Gayle: This is not to take away from his relationship with Cat, which I just think is wonderful for him, and for me to see. But once, long ago, I said to him, “God, Dax, I wish you were 30 or 40 years older.” And he said to me, “No, I wish you were 30 or 40 years younger.”
Dax: Ideally, we’d both be 30.
Gayle’s values—a lot of love, a lot of community—tie us together. How to treat people well, how to take care of yourself, how to take care of others, appreciating art.
I always have my students journal in class. One prompt that I give them is Write about a time that you put yourself in an uncomfortable situation on purpose, and what did you get out of it? And I give them some context. I talk about Gayle and dating and the idea that you’re always learning, always growing. There’s always a chance to put yourself out there. Gayle is inspiring to me, and she’s inspiring to my students. You don’t have to stop learning; you don’t have to stop growing; you don’t have to stop adventuring.
Gayle’s not just special to me. Everybody I introduce her to is in love with her. It’s such an easy friendship in that way.
Gayle: You can see how he supports me. He puts this halo or crown on me, and that builds my confidence in myself. It makes aging not something to worry about but something that he respects. He aspires to live the life I lead. So I just keep going in that direction, buoyed by the love of a friend like that.
Beck: It seems like surfing is a pretty solitary, individual sport. Does it feel natural to build a community around something like that? Or do you feel like it takes work and intention?
Dax: For me, the community was already there. I never felt like I did it myself. I can definitely see how you would say surfing is an individual, even isolating sport. But there’s always a community. If you’re willing and looking to connect with people out in the water, there will always be people out in the water willing to connect with you.
Gayle: When you catch the wave, it definitely is an individual thing. But somebody’s always watching you and cheering you on. In between waves, you’re sitting there and you don’t even have to talk. There’s the sky, the endless horizon, sometimes a rainbow over the lighthouse at Diamond Head.

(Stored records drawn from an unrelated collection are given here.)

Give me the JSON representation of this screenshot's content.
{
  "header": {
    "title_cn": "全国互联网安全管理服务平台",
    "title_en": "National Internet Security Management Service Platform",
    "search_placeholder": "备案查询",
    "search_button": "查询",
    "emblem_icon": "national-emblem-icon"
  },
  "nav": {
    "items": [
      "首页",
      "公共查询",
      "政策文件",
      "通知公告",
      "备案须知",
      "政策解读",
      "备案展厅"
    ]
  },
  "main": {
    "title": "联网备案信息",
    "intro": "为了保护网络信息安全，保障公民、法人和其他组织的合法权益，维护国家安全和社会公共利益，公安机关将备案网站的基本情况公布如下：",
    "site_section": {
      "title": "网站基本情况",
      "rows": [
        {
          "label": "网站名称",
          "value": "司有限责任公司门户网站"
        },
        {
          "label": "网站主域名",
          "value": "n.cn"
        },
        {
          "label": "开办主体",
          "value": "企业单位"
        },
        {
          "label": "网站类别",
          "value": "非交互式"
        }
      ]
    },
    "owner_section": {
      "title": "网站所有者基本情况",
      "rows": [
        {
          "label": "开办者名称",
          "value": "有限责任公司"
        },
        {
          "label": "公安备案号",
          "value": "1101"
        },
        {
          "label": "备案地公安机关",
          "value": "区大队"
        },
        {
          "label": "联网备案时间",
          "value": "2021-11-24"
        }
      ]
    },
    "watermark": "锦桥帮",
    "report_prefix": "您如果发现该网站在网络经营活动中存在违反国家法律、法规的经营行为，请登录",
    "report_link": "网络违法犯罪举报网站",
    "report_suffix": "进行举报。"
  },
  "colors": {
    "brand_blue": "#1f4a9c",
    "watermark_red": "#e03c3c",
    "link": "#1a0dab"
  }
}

Just sit there with somebody.
Dax: I’ve had so many special experiences out on the water, and so few of them feel isolating.

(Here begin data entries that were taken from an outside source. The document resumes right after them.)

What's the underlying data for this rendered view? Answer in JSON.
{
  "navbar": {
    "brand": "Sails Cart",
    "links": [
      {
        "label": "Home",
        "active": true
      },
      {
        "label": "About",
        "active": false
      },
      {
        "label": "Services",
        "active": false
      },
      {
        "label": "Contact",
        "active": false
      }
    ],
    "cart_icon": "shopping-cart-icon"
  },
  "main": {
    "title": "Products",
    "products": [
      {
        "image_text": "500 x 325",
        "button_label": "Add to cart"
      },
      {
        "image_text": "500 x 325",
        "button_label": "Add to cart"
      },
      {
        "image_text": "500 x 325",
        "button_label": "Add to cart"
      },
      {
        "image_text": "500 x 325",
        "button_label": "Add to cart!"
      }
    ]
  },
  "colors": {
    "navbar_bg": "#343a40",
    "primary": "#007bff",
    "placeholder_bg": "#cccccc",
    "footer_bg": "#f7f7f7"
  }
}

If you or someone you know should be featured in “The Friendship Files,” get in touch at firstname.lastname@example.org, and tell us a bit about what makes the friendship unique.